I swear, if someone offered me a bootleg video of the thing, I would watch it...

No wonder Indie is such a big thing these days.

Princess Alpenrose said...

Just now, I desperately e-mailed Alex Ross, to see if he can give us some insight into the costs and legal issues surrouding broadcast/ simulcast/ live feed/ PPV and what new vs. old operas cost to put on.

Hopefully, Alex can shed some light on this!

Garth Trinkl said...

Andrea, Opera News had a story on "Why PBS doesn't broadcast opera". I can't seem quickly to find the link, and you may already know about it ... There was, I recall, some quote from a PBS executive who said that it would have been less costly to make video cassettes of new operas and send them out to anyone who requested one. :) I'm generally for PPV; except that I don't have cable and I believe that new American opera should be treated as a public good available on PBS.

I for one -- and maybe Charles?? --think that PBS should be in the business of broadcasting the world premieres of all major new American operas, including John Harbison's "Great Gatsby" -- and not only John Corigliano's "Ghosts of Versailles" and Mark Adamo's "Little Women". (Just as New World Records should have been in the business of recording all new American operas -- with major NEA money if need be.) Now they are trying to tell us the Washington's Educational Television Association doesn't have a mission to include the arts in with its educational programming. (Cooking and home and car repair are of course justified.)

What is the Bravo cable channel's take on new opera?

Princess Alpenrose said...

Yeah, I'd generally agree with you Garth, except that the money has to come from somewhere!
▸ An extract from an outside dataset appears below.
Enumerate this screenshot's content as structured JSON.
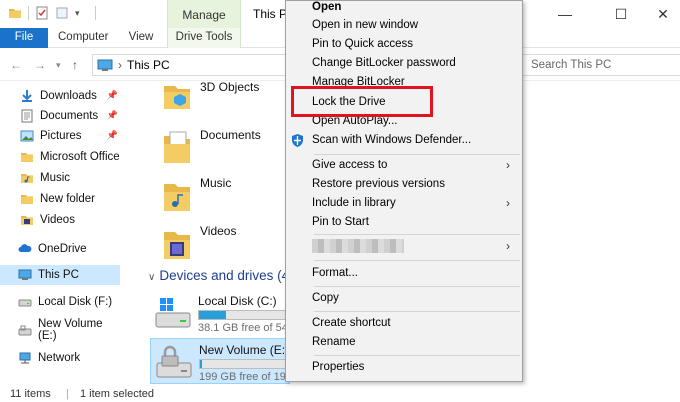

PBS means we have to fight with the federal government and the conservative right to get the funding ... which only means MORE delays and MORE cooks spoiling the (artistic) broth.
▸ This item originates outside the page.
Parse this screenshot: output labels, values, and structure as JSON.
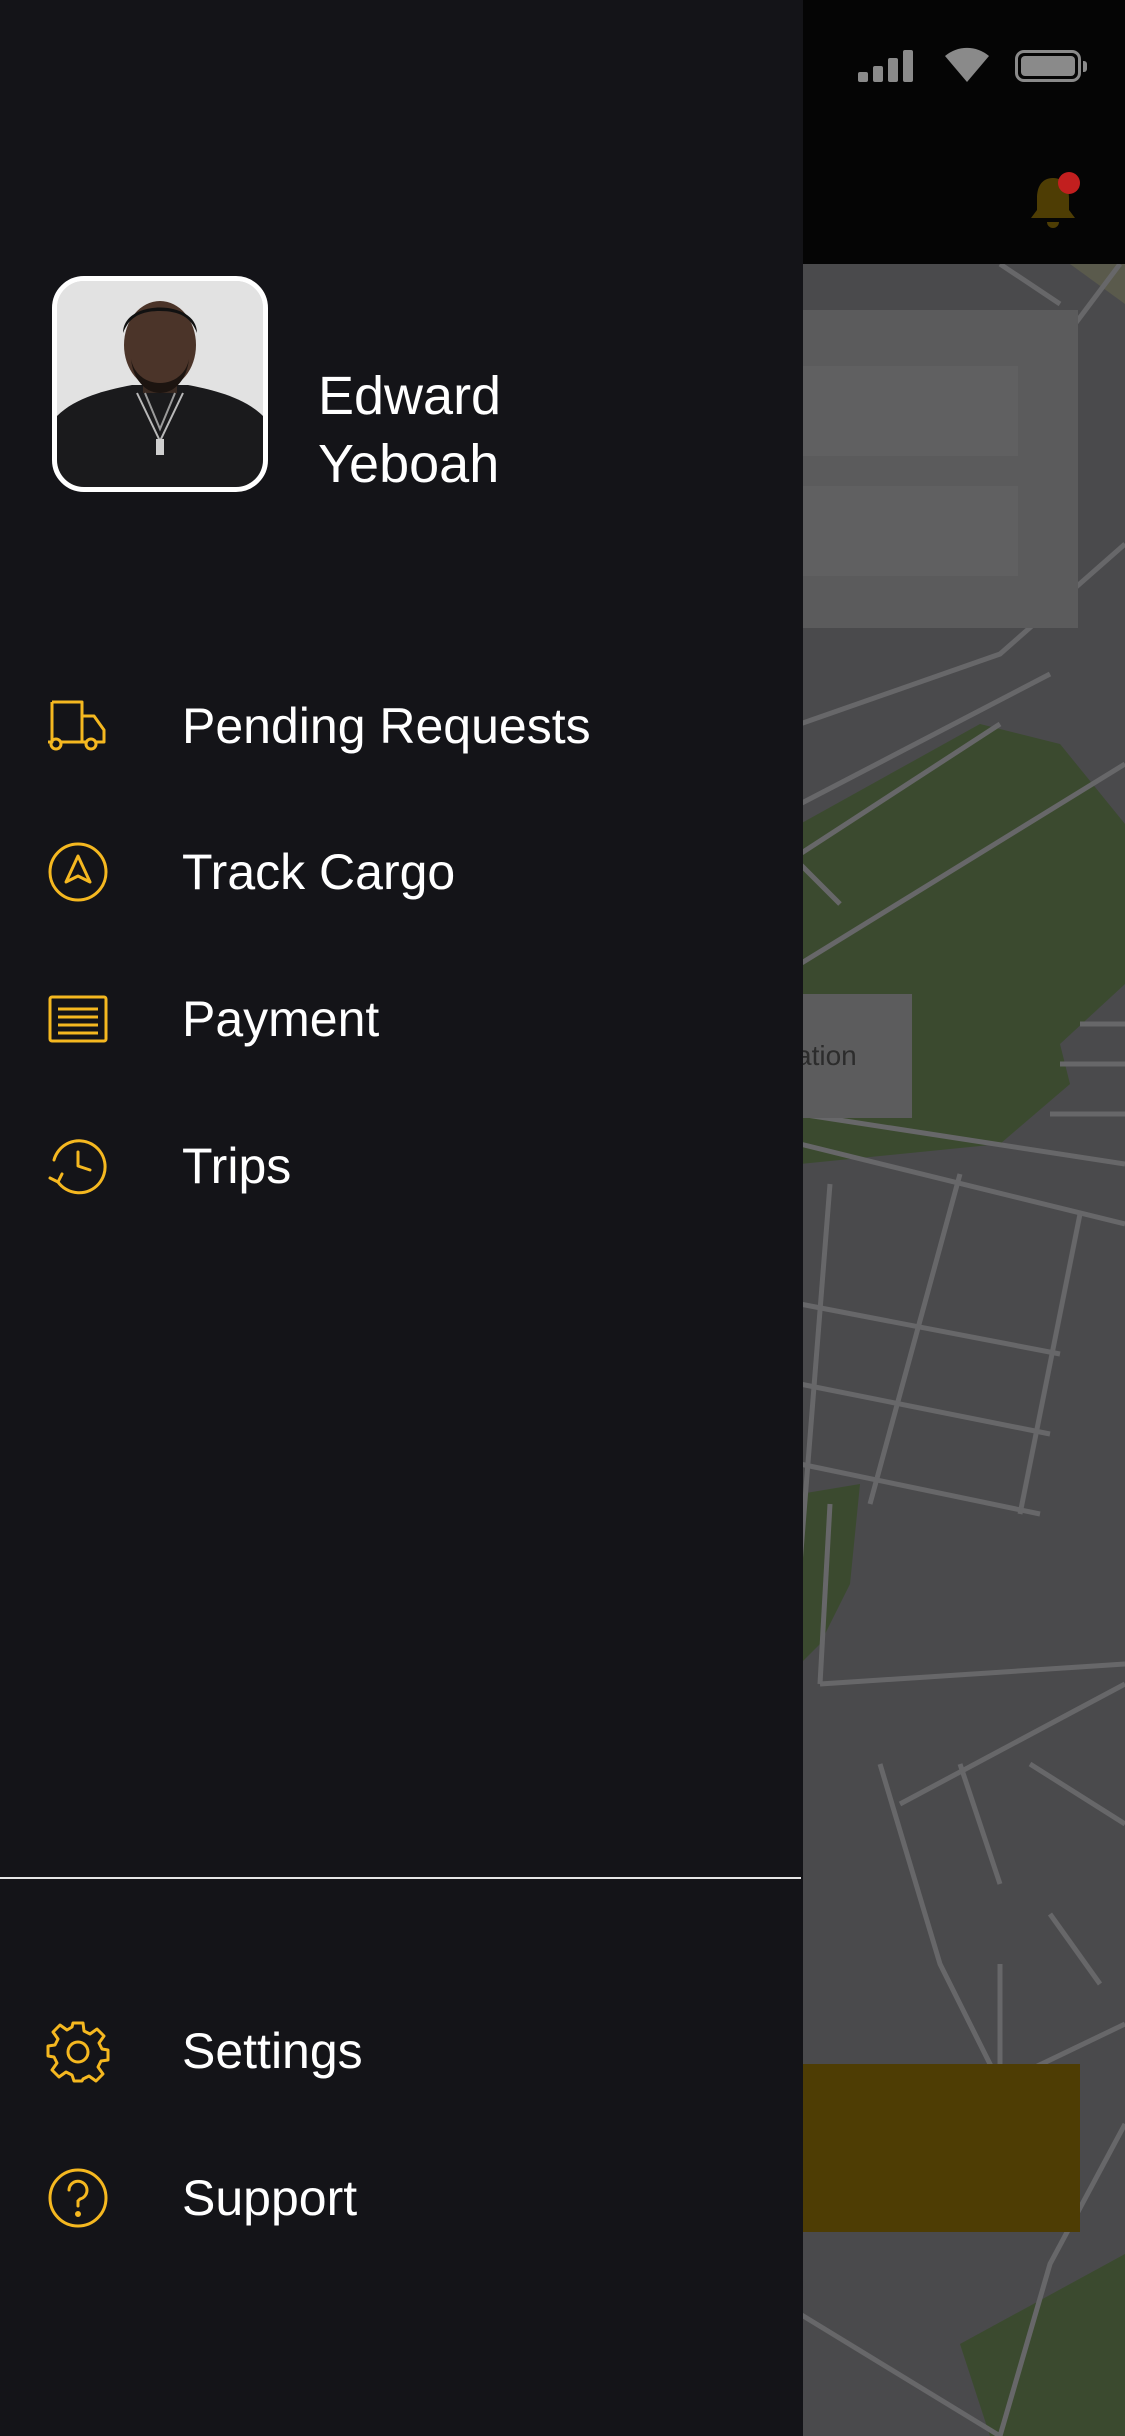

Seriously, this is not a big brother country. There is no "should" or "greater good". The free market rules here. So let it. New operas, classic performances etc can come out on cable or PPV, then be sold on DVD, then be aired "free" after that. Welcome to America.
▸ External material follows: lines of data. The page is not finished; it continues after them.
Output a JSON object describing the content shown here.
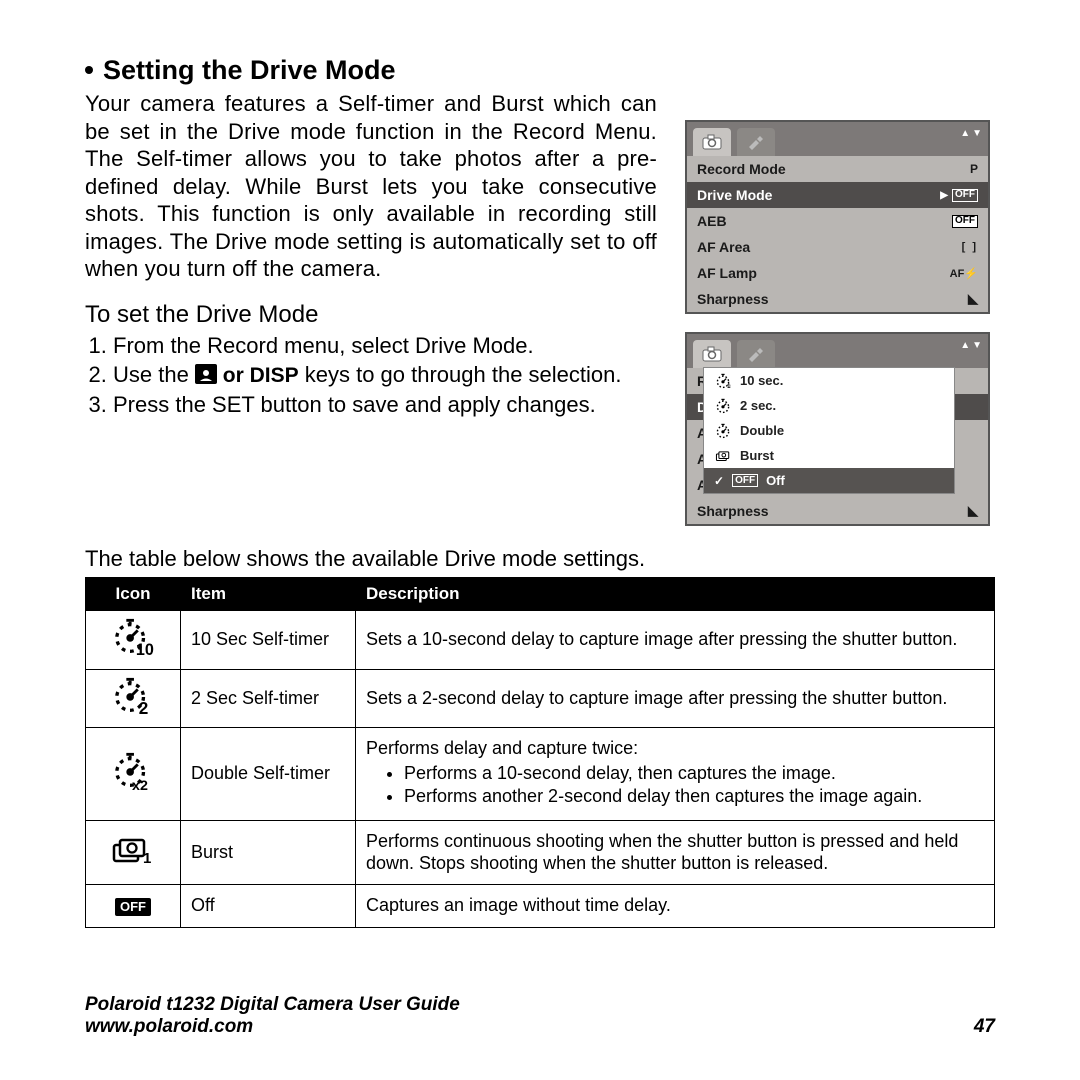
{
  "heading": "Setting the Drive Mode",
  "intro": "Your camera features a Self-timer and Burst which can be set in the Drive mode function in the Record Menu. The Self-timer allows you to take photos after a pre-defined delay. While Burst lets you take consecutive shots. This function is only available in recording still images. The Drive mode setting is automatically set to off when you turn off the camera.",
  "subheading": "To set the Drive Mode",
  "steps": {
    "s1": "From the Record menu, select Drive Mode.",
    "s2a": "Use the ",
    "s2b": " or DISP",
    "s2c": " keys to go through the selection.",
    "s3": "Press the SET button to save and apply changes."
  },
  "table_intro": "The table below shows the available Drive mode settings.",
  "lcd1": {
    "rows": [
      {
        "label": "Record Mode",
        "value": "P",
        "valueType": "bigP"
      },
      {
        "label": "Drive Mode",
        "value": "OFF",
        "hi": true,
        "arrow": true
      },
      {
        "label": "AEB",
        "value": "OFF"
      },
      {
        "label": "AF Area",
        "value": "[ ]"
      },
      {
        "label": "AF Lamp",
        "value": "AF⚡"
      },
      {
        "label": "Sharpness",
        "value": "◣"
      }
    ]
  },
  "lcd2": {
    "bg_rows": [
      "R",
      "D",
      "A",
      "A",
      "A",
      "Sharpness"
    ],
    "popup": [
      {
        "icon": "timer10",
        "label": "10 sec."
      },
      {
        "icon": "timer2",
        "label": "2 sec."
      },
      {
        "icon": "double",
        "label": "Double"
      },
      {
        "icon": "burst",
        "label": "Burst"
      },
      {
        "icon": "off",
        "label": "Off",
        "selected": true
      }
    ]
  },
  "table": {
    "headers": [
      "Icon",
      "Item",
      "Description"
    ],
    "rows": [
      {
        "icon": "timer10",
        "item": "10 Sec Self-timer",
        "desc": "Sets a 10-second delay to capture image after pressing the shutter button."
      },
      {
        "icon": "timer2",
        "item": "2 Sec Self-timer",
        "desc": "Sets a 2-second delay to capture image after pressing the shutter button."
      },
      {
        "icon": "double",
        "item": "Double Self-timer",
        "desc_intro": "Performs delay and capture twice:",
        "desc_list": [
          "Performs a 10-second delay, then captures the image.",
          "Performs another 2-second delay then captures the image again."
        ]
      },
      {
        "icon": "burst",
        "item": "Burst",
        "desc": "Performs continuous shooting when the shutter button is pressed and held down. Stops shooting when the shutter button is released."
      },
      {
        "icon": "off",
        "item": "Off",
        "desc": "Captures an image without time delay."
      }
    ]
  },
  "footer": {
    "guide": "Polaroid t1232 Digital Camera User Guide",
    "url": "www.polaroid.com",
    "page": "47"
  }
}
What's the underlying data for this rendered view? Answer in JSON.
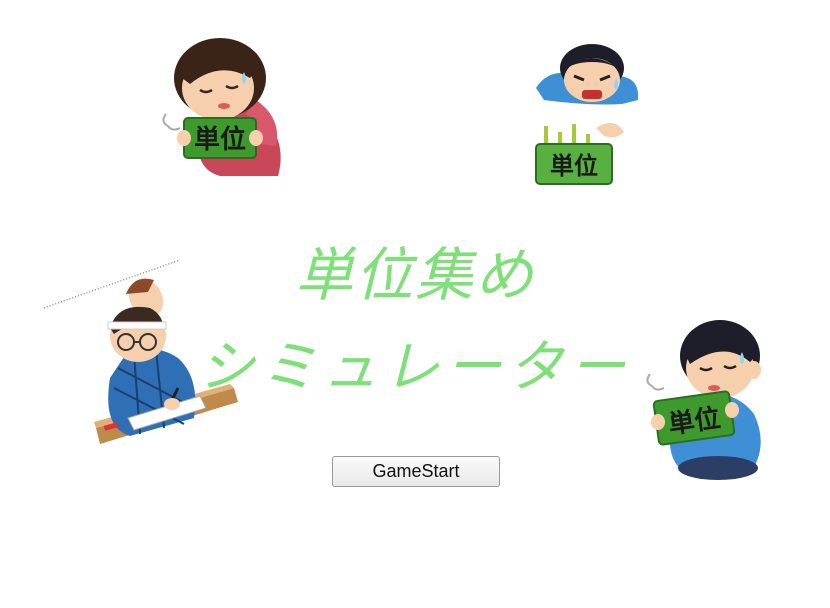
{
  "title": {
    "line1": "単位集め",
    "line2": "シミュレーター"
  },
  "start_button": {
    "label": "GameStart"
  },
  "sign": {
    "text": "単位"
  },
  "colors": {
    "title": "#7fe07a",
    "sign_green": "#3f9a2e",
    "sign_green_light": "#57b040"
  }
}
I already challenged Bravo to pick up Doctor Atomic as a Reality Show, about 6 weeks ago. I plan on re-posting that (my) original post titled "Doctor Atomic at the Survivor Reality Show [Opera] House" on my blog tomorrow. I hope you read it and comment. I do honestly value your opinion!

I think it's about time we mobilize for a (yes cable) tv show, a la Food Network. It would take me about 1 hour to put together a very compelling line up of prospective shows ...

I'm totally serious!

Charles T. Downey said...

The only problem with your free market solution is that we are in that situation right now, and there is no opera on television. It is not profitable and it probably never will be. If we want it, and I certainly do, it will have to be publicly funded. However, as I ranted about last spring, it is not happening through PBS and NPR either, much to my annoyance.

This is why I would actually be happy if the Republicans zero out the CPB, because I think public broadcasting has completely failed us by pandering to mass culture instead of maintaining its most important role, serious cultural programming. If they were broadcasting opera premieres and major symphony concerts, believe me, I would be out in the street protesting on their behalf. I see nothing in their programming worth defending. Most of what they produce could certainly survive on a purely commercial basis.

Princess Alpenrose said...

oh, okay. bummer.

Princess Alpenrose said...

Alex Ross' article in the New Yorker is a MUST READ, folks. Get it at your newsstands ...

Princess Alpenrose said...


(Gotta go see/hear/experience it for myself...)